Winslow town centre was literally brought to a standstill on Sunday morning as an estimated 2,500 people took part in the Remembrance commemerations.
From early in the morning, hundreds of people began to gather at the War Memorial outside St. Laurence's Church, eager to get a prime spot for the arrival of the parade and the Remembrance service.
The parade, which itself consisted of a staggering 300 people, began moving down the High Street towards the War Memorial at approximately 10:35am, led by Parade Marshal Sergeant Liz Fahy and the Great Horwood Band.
After Reverend Andrew Lightbown had opened the service, President of the Winslow Royal British Legion (RBL) George Langley somberly read out the names of the 51 men from the town who died during the First World War while a poppy wreath for each of the fallen was laid by Scout members at the War Memorial in their honour.

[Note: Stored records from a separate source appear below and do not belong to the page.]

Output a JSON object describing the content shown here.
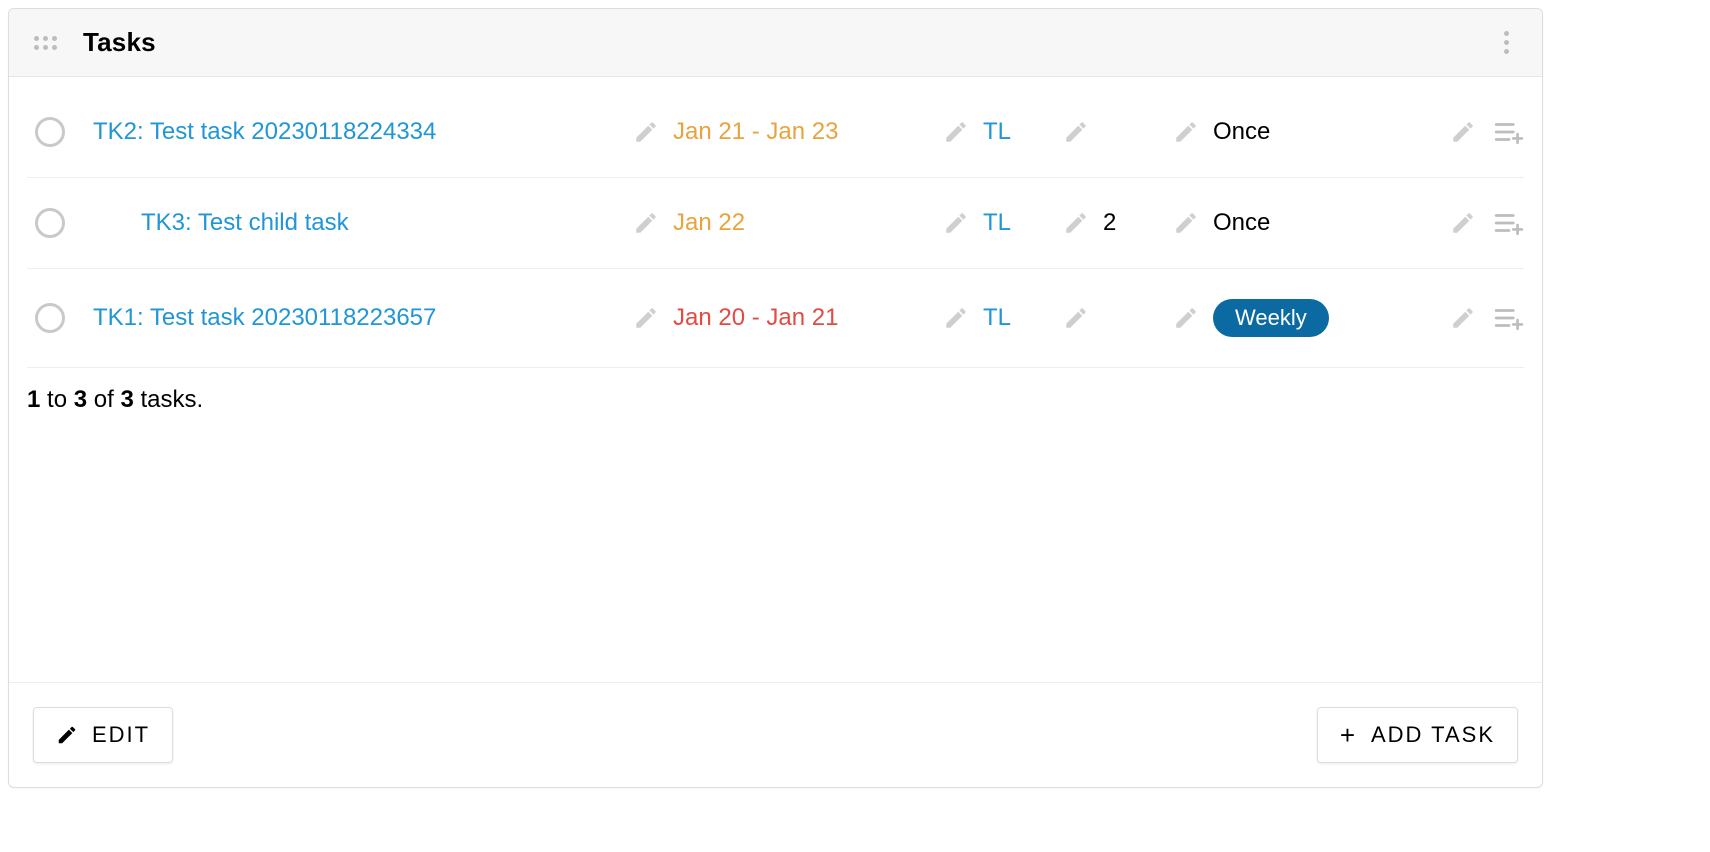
{
  "panel": {
    "title": "Tasks"
  },
  "tasks": [
    {
      "title": "TK2: Test task 20230118224334",
      "indented": false,
      "date": "Jan 21 - Jan 23",
      "date_color": "orange",
      "owner": "TL",
      "count": "",
      "recurrence": "Once",
      "recurrence_badge": false
    },
    {
      "title": "TK3: Test child task",
      "indented": true,
      "date": "Jan 22",
      "date_color": "orange",
      "owner": "TL",
      "count": "2",
      "recurrence": "Once",
      "recurrence_badge": false
    },
    {
      "title": "TK1: Test task 20230118223657",
      "indented": false,
      "date": "Jan 20 - Jan 21",
      "date_color": "red",
      "owner": "TL",
      "count": "",
      "recurrence": "Weekly",
      "recurrence_badge": true
    }
  ],
  "pager": {
    "from": "1",
    "to": "3",
    "total": "3",
    "word_to": " to ",
    "word_of": " of ",
    "word_tasks": " tasks."
  },
  "footer": {
    "edit_label": "EDIT",
    "add_task_label": "ADD TASK"
  }
}
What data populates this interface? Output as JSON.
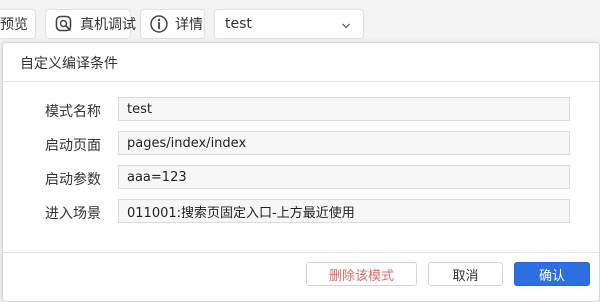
{
  "toolbar": {
    "preview_label": "预览",
    "debug_label": "真机调试",
    "detail_label": "详情",
    "mode_select_value": "test"
  },
  "dialog": {
    "title": "自定义编译条件",
    "fields": [
      {
        "label": "模式名称",
        "value": "test"
      },
      {
        "label": "启动页面",
        "value": "pages/index/index"
      },
      {
        "label": "启动参数",
        "value": "aaa=123"
      },
      {
        "label": "进入场景",
        "value": "011001:搜索页固定入口-上方最近使用"
      }
    ],
    "buttons": {
      "delete": "删除该模式",
      "cancel": "取消",
      "confirm": "确认"
    }
  },
  "colors": {
    "primary": "#2b6fe0",
    "danger_text": "#e06b6b"
  }
}
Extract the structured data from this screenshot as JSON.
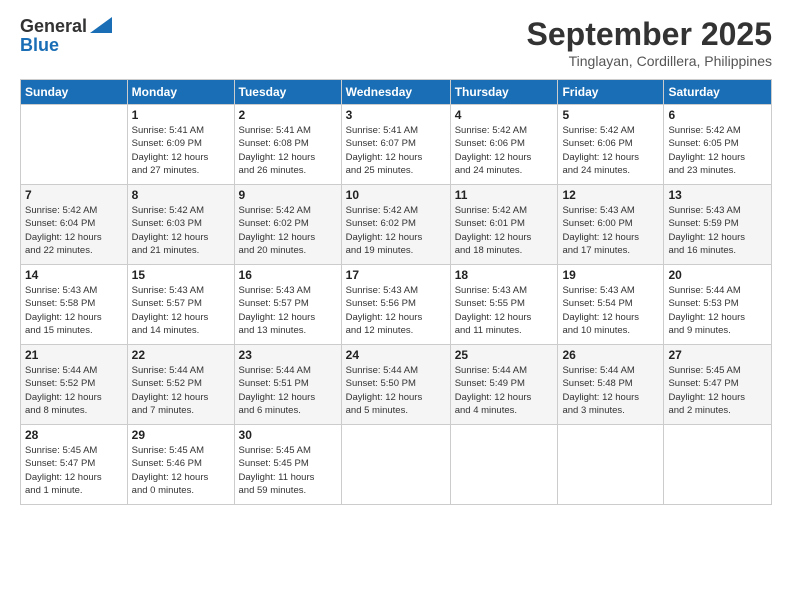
{
  "logo": {
    "line1": "General",
    "line2": "Blue"
  },
  "header": {
    "month": "September 2025",
    "location": "Tinglayan, Cordillera, Philippines"
  },
  "days_of_week": [
    "Sunday",
    "Monday",
    "Tuesday",
    "Wednesday",
    "Thursday",
    "Friday",
    "Saturday"
  ],
  "weeks": [
    [
      {
        "day": "",
        "info": ""
      },
      {
        "day": "1",
        "info": "Sunrise: 5:41 AM\nSunset: 6:09 PM\nDaylight: 12 hours\nand 27 minutes."
      },
      {
        "day": "2",
        "info": "Sunrise: 5:41 AM\nSunset: 6:08 PM\nDaylight: 12 hours\nand 26 minutes."
      },
      {
        "day": "3",
        "info": "Sunrise: 5:41 AM\nSunset: 6:07 PM\nDaylight: 12 hours\nand 25 minutes."
      },
      {
        "day": "4",
        "info": "Sunrise: 5:42 AM\nSunset: 6:06 PM\nDaylight: 12 hours\nand 24 minutes."
      },
      {
        "day": "5",
        "info": "Sunrise: 5:42 AM\nSunset: 6:06 PM\nDaylight: 12 hours\nand 24 minutes."
      },
      {
        "day": "6",
        "info": "Sunrise: 5:42 AM\nSunset: 6:05 PM\nDaylight: 12 hours\nand 23 minutes."
      }
    ],
    [
      {
        "day": "7",
        "info": "Sunrise: 5:42 AM\nSunset: 6:04 PM\nDaylight: 12 hours\nand 22 minutes."
      },
      {
        "day": "8",
        "info": "Sunrise: 5:42 AM\nSunset: 6:03 PM\nDaylight: 12 hours\nand 21 minutes."
      },
      {
        "day": "9",
        "info": "Sunrise: 5:42 AM\nSunset: 6:02 PM\nDaylight: 12 hours\nand 20 minutes."
      },
      {
        "day": "10",
        "info": "Sunrise: 5:42 AM\nSunset: 6:02 PM\nDaylight: 12 hours\nand 19 minutes."
      },
      {
        "day": "11",
        "info": "Sunrise: 5:42 AM\nSunset: 6:01 PM\nDaylight: 12 hours\nand 18 minutes."
      },
      {
        "day": "12",
        "info": "Sunrise: 5:43 AM\nSunset: 6:00 PM\nDaylight: 12 hours\nand 17 minutes."
      },
      {
        "day": "13",
        "info": "Sunrise: 5:43 AM\nSunset: 5:59 PM\nDaylight: 12 hours\nand 16 minutes."
      }
    ],
    [
      {
        "day": "14",
        "info": "Sunrise: 5:43 AM\nSunset: 5:58 PM\nDaylight: 12 hours\nand 15 minutes."
      },
      {
        "day": "15",
        "info": "Sunrise: 5:43 AM\nSunset: 5:57 PM\nDaylight: 12 hours\nand 14 minutes."
      },
      {
        "day": "16",
        "info": "Sunrise: 5:43 AM\nSunset: 5:57 PM\nDaylight: 12 hours\nand 13 minutes."
      },
      {
        "day": "17",
        "info": "Sunrise: 5:43 AM\nSunset: 5:56 PM\nDaylight: 12 hours\nand 12 minutes."
      },
      {
        "day": "18",
        "info": "Sunrise: 5:43 AM\nSunset: 5:55 PM\nDaylight: 12 hours\nand 11 minutes."
      },
      {
        "day": "19",
        "info": "Sunrise: 5:43 AM\nSunset: 5:54 PM\nDaylight: 12 hours\nand 10 minutes."
      },
      {
        "day": "20",
        "info": "Sunrise: 5:44 AM\nSunset: 5:53 PM\nDaylight: 12 hours\nand 9 minutes."
      }
    ],
    [
      {
        "day": "21",
        "info": "Sunrise: 5:44 AM\nSunset: 5:52 PM\nDaylight: 12 hours\nand 8 minutes."
      },
      {
        "day": "22",
        "info": "Sunrise: 5:44 AM\nSunset: 5:52 PM\nDaylight: 12 hours\nand 7 minutes."
      },
      {
        "day": "23",
        "info": "Sunrise: 5:44 AM\nSunset: 5:51 PM\nDaylight: 12 hours\nand 6 minutes."
      },
      {
        "day": "24",
        "info": "Sunrise: 5:44 AM\nSunset: 5:50 PM\nDaylight: 12 hours\nand 5 minutes."
      },
      {
        "day": "25",
        "info": "Sunrise: 5:44 AM\nSunset: 5:49 PM\nDaylight: 12 hours\nand 4 minutes."
      },
      {
        "day": "26",
        "info": "Sunrise: 5:44 AM\nSunset: 5:48 PM\nDaylight: 12 hours\nand 3 minutes."
      },
      {
        "day": "27",
        "info": "Sunrise: 5:45 AM\nSunset: 5:47 PM\nDaylight: 12 hours\nand 2 minutes."
      }
    ],
    [
      {
        "day": "28",
        "info": "Sunrise: 5:45 AM\nSunset: 5:47 PM\nDaylight: 12 hours\nand 1 minute."
      },
      {
        "day": "29",
        "info": "Sunrise: 5:45 AM\nSunset: 5:46 PM\nDaylight: 12 hours\nand 0 minutes."
      },
      {
        "day": "30",
        "info": "Sunrise: 5:45 AM\nSunset: 5:45 PM\nDaylight: 11 hours\nand 59 minutes."
      },
      {
        "day": "",
        "info": ""
      },
      {
        "day": "",
        "info": ""
      },
      {
        "day": "",
        "info": ""
      },
      {
        "day": "",
        "info": ""
      }
    ]
  ]
}
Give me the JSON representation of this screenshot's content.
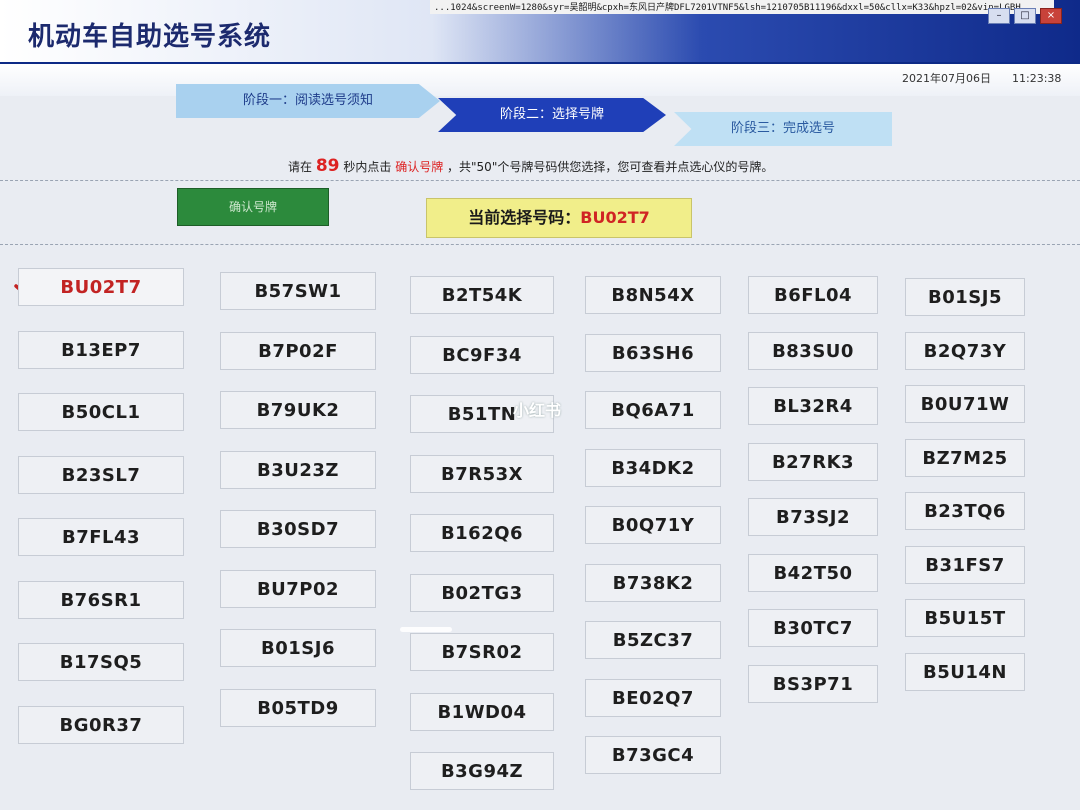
{
  "window": {
    "title": "机动车自助选号系统",
    "url": "...1024&screenW=1280&syr=吴韶明&cpxh=东风日产牌DFL7201VTNF5&lsh=1210705B11196&dxxl=50&cllx=K33&hpzl=02&vin=LGBH"
  },
  "header": {
    "date": "2021年07月06日",
    "time": "11:23:38"
  },
  "steps": [
    {
      "label": "阶段一：阅读选号须知",
      "state": "done"
    },
    {
      "label": "阶段二：选择号牌",
      "state": "active"
    },
    {
      "label": "阶段三：完成选号",
      "state": "pending"
    }
  ],
  "instruction": {
    "prefix": "请在",
    "seconds": "89",
    "middle": "秒内点击",
    "action": "确认号牌",
    "suffix": "，共\"50\"个号牌号码供您选择，您可查看并点选心仪的号牌。"
  },
  "confirm_button": {
    "label": "确认号牌"
  },
  "current": {
    "label": "当前选择号码：",
    "code": "BU02T7"
  },
  "plates": [
    [
      "BU02T7",
      "B13EP7",
      "B50CL1",
      "B23SL7",
      "B7FL43",
      "B76SR1",
      "B17SQ5",
      "BG0R37"
    ],
    [
      "B57SW1",
      "B7P02F",
      "B79UK2",
      "B3U23Z",
      "B30SD7",
      "BU7P02",
      "B01SJ6",
      "B05TD9"
    ],
    [
      "B2T54K",
      "BC9F34",
      "B51TN",
      "B7R53X",
      "B162Q6",
      "B02TG3",
      "B7SR02",
      "B1WD04",
      "B3G94Z"
    ],
    [
      "B8N54X",
      "B63SH6",
      "BQ6A71",
      "B34DK2",
      "B0Q71Y",
      "B738K2",
      "B5ZC37",
      "BE02Q7",
      "B73GC4"
    ],
    [
      "B6FL04",
      "B83SU0",
      "BL32R4",
      "B27RK3",
      "B73SJ2",
      "B42T50",
      "B30TC7",
      "BS3P71"
    ],
    [
      "B01SJ5",
      "B2Q73Y",
      "B0U71W",
      "BZ7M25",
      "B23TQ6",
      "B31FS7",
      "B5U15T",
      "B5U14N"
    ]
  ],
  "selected_plate": "BU02T7",
  "watermark": "小红书",
  "colors": {
    "accent": "#1f3fb8",
    "selected": "#c22323",
    "confirm": "#2c8a3c",
    "highlight": "#f1ee8a"
  }
}
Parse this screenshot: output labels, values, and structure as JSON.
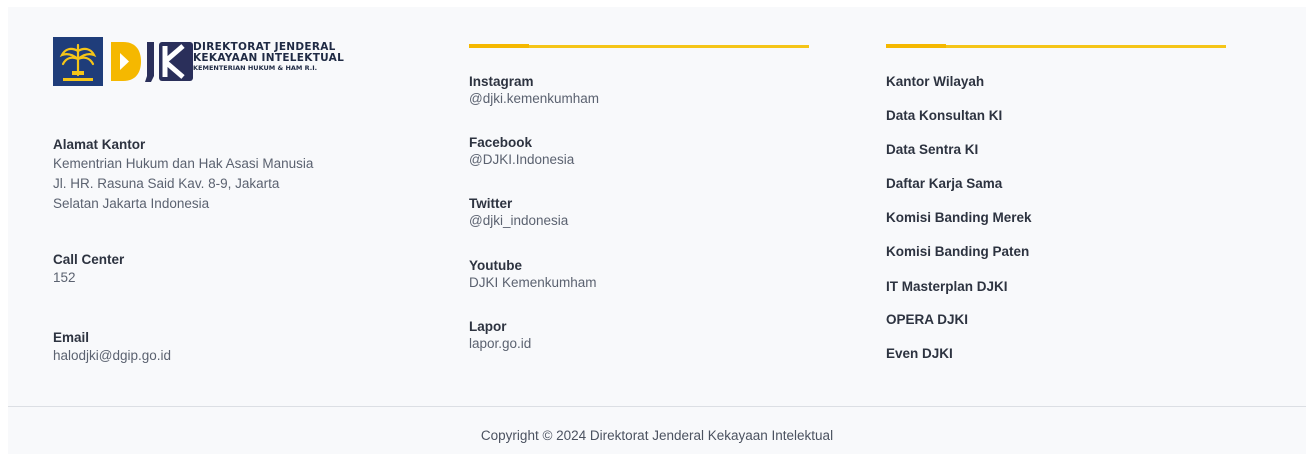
{
  "logo": {
    "line1": "DIREKTORAT JENDERAL",
    "line2": "KEKAYAAN INTELEKTUAL",
    "line3": "KEMENTERIAN HUKUM & HAM R.I."
  },
  "contact": {
    "address_label": "Alamat Kantor",
    "address_lines": [
      "Kementrian Hukum dan Hak Asasi Manusia",
      "Jl. HR. Rasuna Said Kav. 8-9, Jakarta",
      "Selatan Jakarta Indonesia"
    ],
    "call_label": "Call Center",
    "call_value": "152",
    "email_label": "Email",
    "email_value": "halodjki@dgip.go.id"
  },
  "social": [
    {
      "label": "Instagram",
      "value": "@djki.kemenkumham"
    },
    {
      "label": "Facebook",
      "value": "@DJKI.Indonesia"
    },
    {
      "label": "Twitter",
      "value": "@djki_indonesia"
    },
    {
      "label": "Youtube",
      "value": "DJKI Kemenkumham"
    },
    {
      "label": "Lapor",
      "value": "lapor.go.id"
    }
  ],
  "links": [
    "Kantor Wilayah",
    "Data Konsultan KI",
    "Data Sentra KI",
    "Daftar Karja Sama",
    "Komisi Banding Merek",
    "Komisi Banding Paten",
    "IT Masterplan DJKI",
    "OPERA DJKI",
    "Even DJKI"
  ],
  "copyright": "Copyright © 2024 Direktorat Jenderal Kekayaan Intelektual",
  "colors": {
    "accent": "#f5c518",
    "brand_navy": "#1f3d7a",
    "background": "#f8f9fb"
  }
}
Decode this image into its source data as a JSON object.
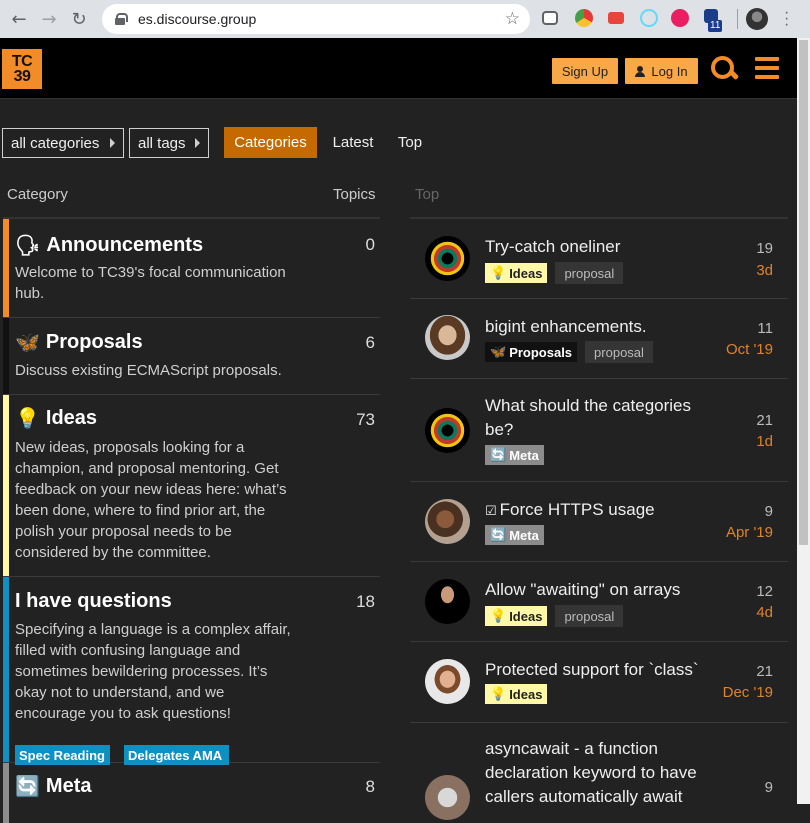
{
  "browser": {
    "url": "es.discourse.group",
    "extension_badge": "11"
  },
  "header": {
    "logo_line1": "TC",
    "logo_line2": "39",
    "signup_label": "Sign Up",
    "login_label": "Log In"
  },
  "nav": {
    "categories_dropdown": "all categories",
    "tags_dropdown": "all tags",
    "tabs": [
      {
        "label": "Categories",
        "active": true
      },
      {
        "label": "Latest",
        "active": false
      },
      {
        "label": "Top",
        "active": false
      }
    ]
  },
  "columns": {
    "category": "Category",
    "topics": "Topics",
    "top": "Top"
  },
  "categories": [
    {
      "emoji": "🗣",
      "name": "Announcements",
      "count": "0",
      "color": "#f28c28",
      "description": "Welcome to TC39's focal communication hub."
    },
    {
      "emoji": "🦋",
      "name": "Proposals",
      "count": "6",
      "color": "#111111",
      "description": "Discuss existing ECMAScript proposals."
    },
    {
      "emoji": "💡",
      "name": "Ideas",
      "count": "73",
      "color": "#fff9a7",
      "description": "New ideas, proposals looking for a champion, and proposal mentoring. Get feedback on your new ideas here: what’s been done, where to find prior art, the polish your proposal needs to be considered by the committee."
    },
    {
      "emoji": "",
      "name": "I have questions",
      "count": "18",
      "color": "#1090c0",
      "description": "Specifying a language is a complex affair, filled with confusing language and sometimes bewildering processes. It’s okay not to understand, and we encourage you to ask questions!",
      "subcategories": [
        "Spec Reading",
        "Delegates AMA"
      ]
    },
    {
      "emoji": "🔄",
      "name": "Meta",
      "count": "8",
      "color": "#8c8c8c",
      "description": ""
    }
  ],
  "topics": [
    {
      "title": "Try-catch oneliner",
      "category": "Ideas",
      "tags": [
        "proposal"
      ],
      "count": "19",
      "age": "3d"
    },
    {
      "title": "bigint enhancements.",
      "category": "Proposals",
      "tags": [
        "proposal"
      ],
      "count": "11",
      "age": "Oct '19"
    },
    {
      "title": "What should the categories be?",
      "category": "Meta",
      "tags": [],
      "count": "21",
      "age": "1d"
    },
    {
      "title": "Force HTTPS usage",
      "category": "Meta",
      "tags": [],
      "count": "9",
      "age": "Apr '19",
      "status_icon": "☑"
    },
    {
      "title": "Allow \"awaiting\" on arrays",
      "category": "Ideas",
      "tags": [
        "proposal"
      ],
      "count": "12",
      "age": "4d"
    },
    {
      "title": "Protected support for `class`",
      "category": "Ideas",
      "tags": [],
      "count": "21",
      "age": "Dec '19"
    },
    {
      "title": "asyncawait - a function declaration keyword to have callers automatically await",
      "category": "",
      "tags": [],
      "count": "9",
      "age": ""
    }
  ],
  "icons": {
    "ideas_badge": "💡",
    "proposals_badge": "🦋",
    "meta_badge": "🔄"
  }
}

Poppy Appeal Organiser Mark Randall said:
“George read the names out slowly and it really sunk in. It was so moving.”
The RBL President followed with the Exhortation:
“They shall grow not old, as we that are left grow old; age shall not weary them, nor the years condemn.”
The infamous war poem by Canadian physician Lieutenant-Colonel John McCrae, 'In Flanders Fields' was then read by Derry French, Director of Music, St. Laurence Church.
'In Flanders Fields' was written on 3 May 1915, inspired by the funeral of friend and fellow soldier Lieutenant Alexis Helmer, who was killed in the Second Battle of Ypres, where McCrae himself had fought. Sadly, the Ontarian died of pneumonia in the final year of the war.
The Winslow Remembrance parade then marched around the Market Square and back past the War Memorial for the salute to round off what was a fitting tribute to those who sacrificed so much as a result of war.
Mark Randall wrote:
“I would like to thank everyone who attended the Winslow centenary Remembrance day, and all who were in the parade. All the hard work over the last few months paid off, so we could remember everyone who gave the ultimate sacrifice in Winslow.”